5. Helpful Apps and Services (these are all IOS/Android and/or web)

Wordlens – This is a cool little app that will convert written words (like a sign) from one language into another (I only tested Spanish and Portugeuse to English). Your mileage will vary depending on the language and sign, but it can be helpful at times. Using it on a menu is always entertaining. It only works with a limited number of languages however.

Google Translate – Not much explanation needed here. This app from Google will translate most languages back and forth and will prounounce words or phrases for you. It also displays the translated phrase in large letters which can be helpful for example when you’re trying to tell a taxi driver where you want to go.

WhatsApp – Traveling with a bunch of people? This app is great for you then. You can text or send voice messages to large groups and you can also pin your location to tell people where to meet you. You can do all this with other services (like Facebook) but with a multi-generational group not everyone may have a FB account.

TripIt – It’s a cool service that lets you organize your itinerary and share it with others, either fellow travelers or people you’re visiting. If you get the Pro service it has some extra bonuses like alerting you of last minute changes on flights and seats.

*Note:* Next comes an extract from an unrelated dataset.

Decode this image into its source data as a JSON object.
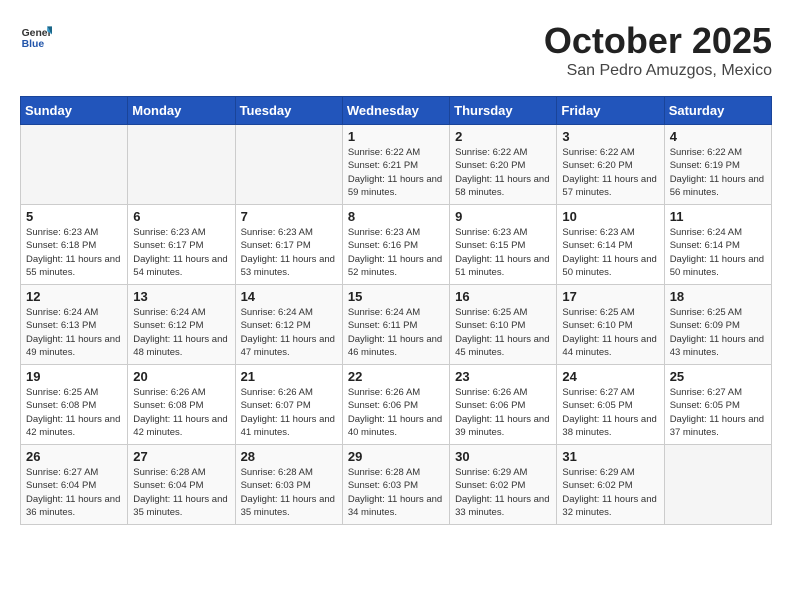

SeatGuru – Especially for long flights, making sure you don’t have a bad seat is crucial. Strangely, not all seats are created equal, but on SeatGuru, they have practically every plane mapped out with notes on particularly good or bad seat locations.

OffMaps2, I highly recommend this app – especially if you are on a limited data plan. Again, it doesn’t help with transit, but it’s a really cool app that easily lets you pin locations on a downloaded maps so you can plan out all the places you want to go and see where they are in relation to each other. It also lets you download the Wikipedia article for your downloaded location so you can see all the sites you might want to visit and gives you some background without needing a tour guide. [Looks like it’s IOS only for now, sorry Android users]


Well, that’s all I can think of for now. Hope this will help my fellow nerd travelers and feel free to drop me a line via email or twitter if you have any specific questions, I’ll do my best to help! Hope you have a great trip and have fun out there.